Walking or driving through Beswick, the last thing you’d think you’d ever expect to see is three HUGE silver chess pieces, just sitting there in front of Connell Sixth Form College, but for nearly 10 years now these monoliths of public art have stood loud and proud for all to see and wonder – “WTF are they?!”
Well, fear not, because if you’ve ever asked that question, I’m here to help. Holding your hand through this fact-finding quest for knowledge.
Kicking things off then and I suppose it’s important to look at the ‘WHY’ of these silver things first because it nicely sets up all the rest of the story. It all revolves around the area in which these sculptures are now placed – Beswick.
It’s safe to say that Beswick as an area has had a rather difficult time over the last 100 years. Initially set up and developed in the first half of the 20th century as a residential area for the mass throngs of workers employed in the city’s factories, Beswick quickly became densely populated, packed with lines and lines of Edwardian era terraces and with very little open space. Essentially, slums.
Post-war, and much like vast swathes of England, these slums, the ones which managed not to be blown to smithereens by Hitler, were bulldozed to the ground by local councils, who thought they could see the future – a future which went up, up, up.
Yep, everything was pretty much bulldozed to make way for a series of monolithic concrete multi-storey tower blocks, and, much like the famed Hulme Crescents, Beswick’s own housing project was a right mess from the start.
The Wellington Street area was levelled, taking with it 1,200 homes, more than 100 shops, 10 pubs and a couple of dens where the local stray dogs would go to pee, poo and sniff each other’s private parts. The new estate promised over 1,000 new homes in the form of 24 multi-storey blocks of different lengths and heights, all laid out at right angles to form squares and spurs.
Finished in an attractive “shit” brown, the new estate quickly became known as ‘Fort Beswick‘ and as soon as it started raining, damp set in, taking root in the poorly constructed housing and making them nigh on unliveable. Budget cuts meant that maintenance was non-existent and by 1982, just ten years after they were completed – demolition began.
Even today, 40 years later, the regeneration of Beswick is still an on-going project, after years of seemingly being forgotten and left to rot. As Manchester City moved in though, so have developers, but there’s still an awful lot to do in the area. And so it’s here that we get to these sculptures – which were installed as the centrepiece to the Beswick community hub regeneration project back in 2014.
Named ‘Dad’s Halo Effect’, they were created by renowned contemporary artist, Ryan Gander, a man who was born in Chester but attended Manchester Metropolitan University in the 90s, so probably had a very good idea of what Beswick was like back in those days.
“Dad’s Halo Effect” is composed of three, 3 metre highly polished stainless steel sculptures that represent chess pieces in a checkmate position. Yet, due to each being made of the same material, it is impossible to know which piece is on which side – harking to the adage that it’s not the winning that’s important, but the taking part. A theme that I presume people like to link to the sport and leisure reputation of East Manchester – what with City moving there in 2003 – and, at the time, not being very good.

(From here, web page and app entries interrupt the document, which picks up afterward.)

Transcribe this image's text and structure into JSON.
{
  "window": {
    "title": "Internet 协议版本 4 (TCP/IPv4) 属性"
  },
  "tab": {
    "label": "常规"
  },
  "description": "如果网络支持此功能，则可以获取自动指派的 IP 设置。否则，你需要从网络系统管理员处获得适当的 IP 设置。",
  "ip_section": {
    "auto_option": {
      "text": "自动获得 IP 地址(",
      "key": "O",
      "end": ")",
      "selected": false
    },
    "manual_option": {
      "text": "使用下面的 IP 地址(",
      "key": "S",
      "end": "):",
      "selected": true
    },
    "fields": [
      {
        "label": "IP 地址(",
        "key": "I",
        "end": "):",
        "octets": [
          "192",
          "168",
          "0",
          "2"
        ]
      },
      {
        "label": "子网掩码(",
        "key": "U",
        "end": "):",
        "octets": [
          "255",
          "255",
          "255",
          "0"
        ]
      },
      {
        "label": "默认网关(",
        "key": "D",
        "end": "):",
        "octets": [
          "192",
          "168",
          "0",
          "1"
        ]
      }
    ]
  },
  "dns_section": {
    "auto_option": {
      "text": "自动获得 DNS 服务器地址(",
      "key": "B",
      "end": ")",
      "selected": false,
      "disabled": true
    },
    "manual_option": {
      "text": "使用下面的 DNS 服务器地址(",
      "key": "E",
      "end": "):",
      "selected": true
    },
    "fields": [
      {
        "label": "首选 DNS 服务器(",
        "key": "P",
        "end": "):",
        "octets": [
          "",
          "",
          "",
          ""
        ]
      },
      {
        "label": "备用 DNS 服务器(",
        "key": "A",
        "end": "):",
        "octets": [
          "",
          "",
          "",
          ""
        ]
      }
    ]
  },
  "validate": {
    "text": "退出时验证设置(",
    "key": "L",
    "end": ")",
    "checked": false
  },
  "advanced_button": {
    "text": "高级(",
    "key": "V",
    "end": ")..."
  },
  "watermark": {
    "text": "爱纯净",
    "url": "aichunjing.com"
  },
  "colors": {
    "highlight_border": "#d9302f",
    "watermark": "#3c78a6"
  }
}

The design is also based on part of the steering mechanism of a commercial Bedford truck, namely because Ryan’s dad used to work for General Motors, as well as linking to “the heavy industry past of the area.“
The art was part of the joint regeneration project between Manchester City Council and Man City Football Club, hoping to encourage local people to engage with the public artwork sitting at the heart of their community – and “take an ownership of the globally significant piece of sculpture that will link both the industrial heritage of East Manchester to the celebrated sport and leisure present and future.”
Ryan’s reputation as a world-renowned hoped to bring a bit of prestige to Beswick, being only the third piece of public art by the artist following hugely successful works in Central Park, New York, and a public sculpture in London’s Square Mile.
Dad’s Halo Effect still sits on the pavement outside Connell Sixth Form College and the East Manchester Leisure Centre, and although regeneration in the area is still on-going, there’s no denying that they’re a valuable and interesting addition to the area. If they’re still there in two years, they will have outlasted most parts of ‘Fort Beswick’ – and at the very least act as a reminder so that it doesn’t happen again.